PROBLEM DESCRIPTION:
Could the records below be restated word for word, without a single picture?

Website and app data records:
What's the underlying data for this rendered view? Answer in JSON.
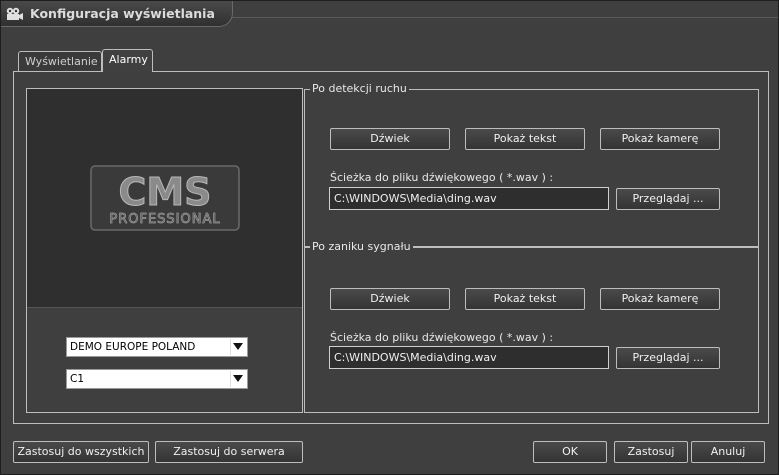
{
  "window": {
    "title": "Konfiguracja wyświetlania",
    "icon": "camera-film-icon"
  },
  "tabs": [
    {
      "label": "Wyświetlanie",
      "active": false
    },
    {
      "label": "Alarmy",
      "active": true
    }
  ],
  "preview": {
    "logo_main": "CMS",
    "logo_sub": "PROFESSIONAL"
  },
  "selectors": {
    "site": "DEMO EUROPE POLAND",
    "camera": "C1"
  },
  "groups": [
    {
      "title": "Po detekcji ruchu",
      "buttons": {
        "sound": "Dźwiek",
        "show_text": "Pokaż tekst",
        "show_camera": "Pokaż kamerę"
      },
      "path_label": "Ścieżka do pliku dźwiękowego ( *.wav ) :",
      "path_value": "C:\\WINDOWS\\Media\\ding.wav",
      "browse": "Przeglądaj ..."
    },
    {
      "title": "Po zaniku sygnału",
      "buttons": {
        "sound": "Dźwiek",
        "show_text": "Pokaż tekst",
        "show_camera": "Pokaż kamerę"
      },
      "path_label": "Ścieżka do pliku dźwiękowego ( *.wav ) :",
      "path_value": "C:\\WINDOWS\\Media\\ding.wav",
      "browse": "Przeglądaj ..."
    }
  ],
  "footer": {
    "apply_all": "Zastosuj do wszystkich",
    "apply_server": "Zastosuj do serwera",
    "ok": "OK",
    "apply": "Zastosuj",
    "cancel": "Anuluj"
  }
}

EXERCISE ANSWER:
What's the underlying data for this rendered view? Answer in JSON.
{
  "window": {
    "title": "Konfiguracja wyświetlania",
    "icon": "camera-film-icon"
  },
  "tabs": [
    {
      "label": "Wyświetlanie",
      "active": false
    },
    {
      "label": "Alarmy",
      "active": true
    }
  ],
  "preview": {
    "logo_main": "CMS",
    "logo_sub": "PROFESSIONAL"
  },
  "selectors": {
    "site": "DEMO EUROPE POLAND",
    "camera": "C1"
  },
  "groups": [
    {
      "title": "Po detekcji ruchu",
      "buttons": {
        "sound": "Dźwiek",
        "show_text": "Pokaż tekst",
        "show_camera": "Pokaż kamerę"
      },
      "path_label": "Ścieżka do pliku dźwiękowego ( *.wav ) :",
      "path_value": "C:\\WINDOWS\\Media\\ding.wav",
      "browse": "Przeglądaj ..."
    },
    {
      "title": "Po zaniku sygnału",
      "buttons": {
        "sound": "Dźwiek",
        "show_text": "Pokaż tekst",
        "show_camera": "Pokaż kamerę"
      },
      "path_label": "Ścieżka do pliku dźwiękowego ( *.wav ) :",
      "path_value": "C:\\WINDOWS\\Media\\ding.wav",
      "browse": "Przeglądaj ..."
    }
  ],
  "footer": {
    "apply_all": "Zastosuj do wszystkich",
    "apply_server": "Zastosuj do serwera",
    "ok": "OK",
    "apply": "Zastosuj",
    "cancel": "Anuluj"
  }
}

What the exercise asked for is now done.